Great company culture starts with great company values. People often use the two phrases interchangeably, but it's vital to know the distinction.
Company culture is a mix of business practices and interactions that create the work environment. It's the energy and rapport you notice in your day to day.
Company values set the tone for a company's culture and vision. By focusing on core values from the start, you'll also encourage a stronger, more diverse workforce.
Companies that take the time to define their company values are also prioritizing the growth of their organization.
But not many companies are defining their core values. In fact, only 54% of people said their company has a clearly defined company culture.

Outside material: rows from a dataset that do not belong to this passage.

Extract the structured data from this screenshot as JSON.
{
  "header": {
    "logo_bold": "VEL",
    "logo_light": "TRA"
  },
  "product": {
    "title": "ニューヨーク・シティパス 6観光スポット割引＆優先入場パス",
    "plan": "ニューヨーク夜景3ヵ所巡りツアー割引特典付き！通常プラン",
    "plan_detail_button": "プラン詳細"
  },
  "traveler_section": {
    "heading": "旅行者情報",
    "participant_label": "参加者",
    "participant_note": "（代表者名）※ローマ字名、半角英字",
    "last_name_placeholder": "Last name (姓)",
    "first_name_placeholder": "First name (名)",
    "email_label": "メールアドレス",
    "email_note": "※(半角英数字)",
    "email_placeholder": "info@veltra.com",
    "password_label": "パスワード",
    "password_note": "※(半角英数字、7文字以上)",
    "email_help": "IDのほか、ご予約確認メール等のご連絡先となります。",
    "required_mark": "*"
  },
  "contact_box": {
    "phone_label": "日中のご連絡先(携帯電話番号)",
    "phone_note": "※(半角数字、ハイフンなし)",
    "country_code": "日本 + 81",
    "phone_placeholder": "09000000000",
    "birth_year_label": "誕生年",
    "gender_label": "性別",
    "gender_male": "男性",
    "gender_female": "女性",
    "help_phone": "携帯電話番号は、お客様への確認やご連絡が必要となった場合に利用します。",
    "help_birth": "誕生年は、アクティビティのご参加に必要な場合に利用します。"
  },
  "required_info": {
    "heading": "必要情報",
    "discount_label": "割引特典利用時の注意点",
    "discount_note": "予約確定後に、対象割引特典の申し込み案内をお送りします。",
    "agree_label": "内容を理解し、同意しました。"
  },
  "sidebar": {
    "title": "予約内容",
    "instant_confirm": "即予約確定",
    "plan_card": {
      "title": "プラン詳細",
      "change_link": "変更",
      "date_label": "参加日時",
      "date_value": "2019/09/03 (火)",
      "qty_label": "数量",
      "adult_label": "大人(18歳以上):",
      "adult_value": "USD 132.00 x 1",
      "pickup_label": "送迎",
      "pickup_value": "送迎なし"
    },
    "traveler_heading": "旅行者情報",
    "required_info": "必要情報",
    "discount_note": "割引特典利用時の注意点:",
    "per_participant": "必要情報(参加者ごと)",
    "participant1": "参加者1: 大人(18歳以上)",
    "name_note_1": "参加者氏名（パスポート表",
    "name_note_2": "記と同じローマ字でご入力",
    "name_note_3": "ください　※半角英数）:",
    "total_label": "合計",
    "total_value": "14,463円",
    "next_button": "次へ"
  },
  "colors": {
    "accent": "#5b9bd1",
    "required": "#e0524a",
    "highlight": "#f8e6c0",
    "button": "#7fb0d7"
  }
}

The process of defining company values can take many forms, from surveying employees to working with an external consultant.
We've detailed six suggestions below.
Look to the Leader of the Company
The leader is the driving force of the organization, its values, and its culture. Values are shaped mostly by how the leaders act, so make sure the leadership team embodies the type of company you strive to be.
Start With the 'Why'
Ask why your company does what it does and your mission is what it is. Doing so will remind you of the bigger picture. You'll learn a lot about the motivation, purpose, and values of the organization. Having an actionable corporate value statement is a must.
Ask Your Team
Survey employees to help you identify your company values and en- sure they are meaningful to your company. Pay attention to both the employees who you think best exemplify what you want the core values of the company to be, as well as those who don’t. Those who do not fit in as well may clue you into areas for improvement.
Some sample questions include:
- What values matter the most to you? To the company?
- How do you define the company culture
- What you do like about the company culture?
- What would you like to change about the culture?
Common themes will start to emerge that will help you pinpoint your company’s key values.
Want pro tips on how to hire for company values?
Present Your Values to the Company for Feedback
Employees must understand your culture and why it’s important. Your employees are your best cultural ambassadors, and should be able to communicate your values and culture to others, both internally and externally. To ensure continuous progress, reward employees who help advance the company culture and values.
Spread the Word
Live Up To Your Word
Values are more than just words on a wall or screen. The culture should reinforce them. Your leaders, managers and employees all need to display those values in their day-to-day interactions. Continuously engage employees in the process so you can keep up-to-date on how culture is being perceived. And review company policies to ensure they are in sync, too.
This material has been prepared for informational purposes only, and is not intended to provide, and should not be relied on for, legal or tax advice. If you have any legal or tax questions regarding this content or related issues, then you should consult with your professional legal or tax advisor.